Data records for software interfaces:
###

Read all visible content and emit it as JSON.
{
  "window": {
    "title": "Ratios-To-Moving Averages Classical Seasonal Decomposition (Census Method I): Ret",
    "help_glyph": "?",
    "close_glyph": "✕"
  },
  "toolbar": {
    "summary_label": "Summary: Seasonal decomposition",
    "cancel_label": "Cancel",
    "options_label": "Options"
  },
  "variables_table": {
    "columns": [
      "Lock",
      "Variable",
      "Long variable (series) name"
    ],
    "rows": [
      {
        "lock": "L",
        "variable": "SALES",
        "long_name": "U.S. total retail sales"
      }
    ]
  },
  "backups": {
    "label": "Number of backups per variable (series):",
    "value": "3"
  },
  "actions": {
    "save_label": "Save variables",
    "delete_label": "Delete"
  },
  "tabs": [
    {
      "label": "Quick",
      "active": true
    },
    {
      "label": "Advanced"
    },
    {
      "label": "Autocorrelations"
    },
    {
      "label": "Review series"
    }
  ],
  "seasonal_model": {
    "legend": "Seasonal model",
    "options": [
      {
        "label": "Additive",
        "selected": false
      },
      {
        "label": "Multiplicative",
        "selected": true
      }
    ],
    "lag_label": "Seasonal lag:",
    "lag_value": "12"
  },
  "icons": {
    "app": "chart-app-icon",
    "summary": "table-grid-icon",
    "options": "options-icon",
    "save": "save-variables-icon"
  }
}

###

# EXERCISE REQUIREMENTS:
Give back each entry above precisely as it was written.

# RESPONSE TO THIS EXERCISE:
Read all visible content and emit it as JSON.
{
  "window": {
    "title": "Ratios-To-Moving Averages Classical Seasonal Decomposition (Census Method I): Ret",
    "help_glyph": "?",
    "close_glyph": "✕"
  },
  "toolbar": {
    "summary_label": "Summary: Seasonal decomposition",
    "cancel_label": "Cancel",
    "options_label": "Options"
  },
  "variables_table": {
    "columns": [
      "Lock",
      "Variable",
      "Long variable (series) name"
    ],
    "rows": [
      {
        "lock": "L",
        "variable": "SALES",
        "long_name": "U.S. total retail sales"
      }
    ]
  },
  "backups": {
    "label": "Number of backups per variable (series):",
    "value": "3"
  },
  "actions": {
    "save_label": "Save variables",
    "delete_label": "Delete"
  },
  "tabs": [
    {
      "label": "Quick",
      "active": true
    },
    {
      "label": "Advanced"
    },
    {
      "label": "Autocorrelations"
    },
    {
      "label": "Review series"
    }
  ],
  "seasonal_model": {
    "legend": "Seasonal model",
    "options": [
      {
        "label": "Additive",
        "selected": false
      },
      {
        "label": "Multiplicative",
        "selected": true
      }
    ],
    "lag_label": "Seasonal lag:",
    "lag_value": "12"
  },
  "icons": {
    "app": "chart-app-icon",
    "summary": "table-grid-icon",
    "options": "options-icon",
    "save": "save-variables-icon"
  }
}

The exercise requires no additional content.